WHAT YOU HAVE TO DO >>
Your answer must be the records below, reproduced exactly.

=== Begin Enclosure ===

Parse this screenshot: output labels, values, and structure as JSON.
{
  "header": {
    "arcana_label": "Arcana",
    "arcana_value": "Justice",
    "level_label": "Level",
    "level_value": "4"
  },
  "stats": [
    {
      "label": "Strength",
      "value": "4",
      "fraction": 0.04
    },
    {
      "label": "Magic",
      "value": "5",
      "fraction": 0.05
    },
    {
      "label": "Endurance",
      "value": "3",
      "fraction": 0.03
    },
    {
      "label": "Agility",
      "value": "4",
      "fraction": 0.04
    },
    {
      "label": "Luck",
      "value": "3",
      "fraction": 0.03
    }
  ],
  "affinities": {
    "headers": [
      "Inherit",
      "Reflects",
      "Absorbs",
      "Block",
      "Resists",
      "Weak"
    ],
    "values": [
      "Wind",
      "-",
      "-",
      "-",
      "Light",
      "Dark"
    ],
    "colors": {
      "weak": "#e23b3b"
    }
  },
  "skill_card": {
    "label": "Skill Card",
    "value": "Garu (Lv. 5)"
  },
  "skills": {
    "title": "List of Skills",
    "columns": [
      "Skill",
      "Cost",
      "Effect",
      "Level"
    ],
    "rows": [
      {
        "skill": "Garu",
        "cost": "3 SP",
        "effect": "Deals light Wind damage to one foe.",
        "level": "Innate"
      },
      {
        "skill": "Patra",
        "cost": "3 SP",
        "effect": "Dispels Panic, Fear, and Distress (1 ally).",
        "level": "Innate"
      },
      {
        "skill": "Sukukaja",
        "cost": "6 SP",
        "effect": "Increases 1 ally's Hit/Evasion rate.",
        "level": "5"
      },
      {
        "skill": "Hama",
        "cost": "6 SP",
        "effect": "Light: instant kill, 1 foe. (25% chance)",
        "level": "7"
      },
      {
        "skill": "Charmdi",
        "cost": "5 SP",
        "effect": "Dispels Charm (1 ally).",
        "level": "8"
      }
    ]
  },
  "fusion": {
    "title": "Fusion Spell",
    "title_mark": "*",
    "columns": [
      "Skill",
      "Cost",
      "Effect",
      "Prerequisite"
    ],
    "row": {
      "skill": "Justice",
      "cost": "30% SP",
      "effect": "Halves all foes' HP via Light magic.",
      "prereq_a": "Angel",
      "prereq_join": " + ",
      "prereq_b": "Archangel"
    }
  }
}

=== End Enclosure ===

FINISHED EXERCISE >>
Parse this screenshot: output labels, values, and structure as JSON.
{
  "header": {
    "arcana_label": "Arcana",
    "arcana_value": "Justice",
    "level_label": "Level",
    "level_value": "4"
  },
  "stats": [
    {
      "label": "Strength",
      "value": "4",
      "fraction": 0.04
    },
    {
      "label": "Magic",
      "value": "5",
      "fraction": 0.05
    },
    {
      "label": "Endurance",
      "value": "3",
      "fraction": 0.03
    },
    {
      "label": "Agility",
      "value": "4",
      "fraction": 0.04
    },
    {
      "label": "Luck",
      "value": "3",
      "fraction": 0.03
    }
  ],
  "affinities": {
    "headers": [
      "Inherit",
      "Reflects",
      "Absorbs",
      "Block",
      "Resists",
      "Weak"
    ],
    "values": [
      "Wind",
      "-",
      "-",
      "-",
      "Light",
      "Dark"
    ],
    "colors": {
      "weak": "#e23b3b"
    }
  },
  "skill_card": {
    "label": "Skill Card",
    "value": "Garu (Lv. 5)"
  },
  "skills": {
    "title": "List of Skills",
    "columns": [
      "Skill",
      "Cost",
      "Effect",
      "Level"
    ],
    "rows": [
      {
        "skill": "Garu",
        "cost": "3 SP",
        "effect": "Deals light Wind damage to one foe.",
        "level": "Innate"
      },
      {
        "skill": "Patra",
        "cost": "3 SP",
        "effect": "Dispels Panic, Fear, and Distress (1 ally).",
        "level": "Innate"
      },
      {
        "skill": "Sukukaja",
        "cost": "6 SP",
        "effect": "Increases 1 ally's Hit/Evasion rate.",
        "level": "5"
      },
      {
        "skill": "Hama",
        "cost": "6 SP",
        "effect": "Light: instant kill, 1 foe. (25% chance)",
        "level": "7"
      },
      {
        "skill": "Charmdi",
        "cost": "5 SP",
        "effect": "Dispels Charm (1 ally).",
        "level": "8"
      }
    ]
  },
  "fusion": {
    "title": "Fusion Spell",
    "title_mark": "*",
    "columns": [
      "Skill",
      "Cost",
      "Effect",
      "Prerequisite"
    ],
    "row": {
      "skill": "Justice",
      "cost": "30% SP",
      "effect": "Halves all foes' HP via Light magic.",
      "prereq_a": "Angel",
      "prereq_join": " + ",
      "prereq_b": "Archangel"
    }
  }
}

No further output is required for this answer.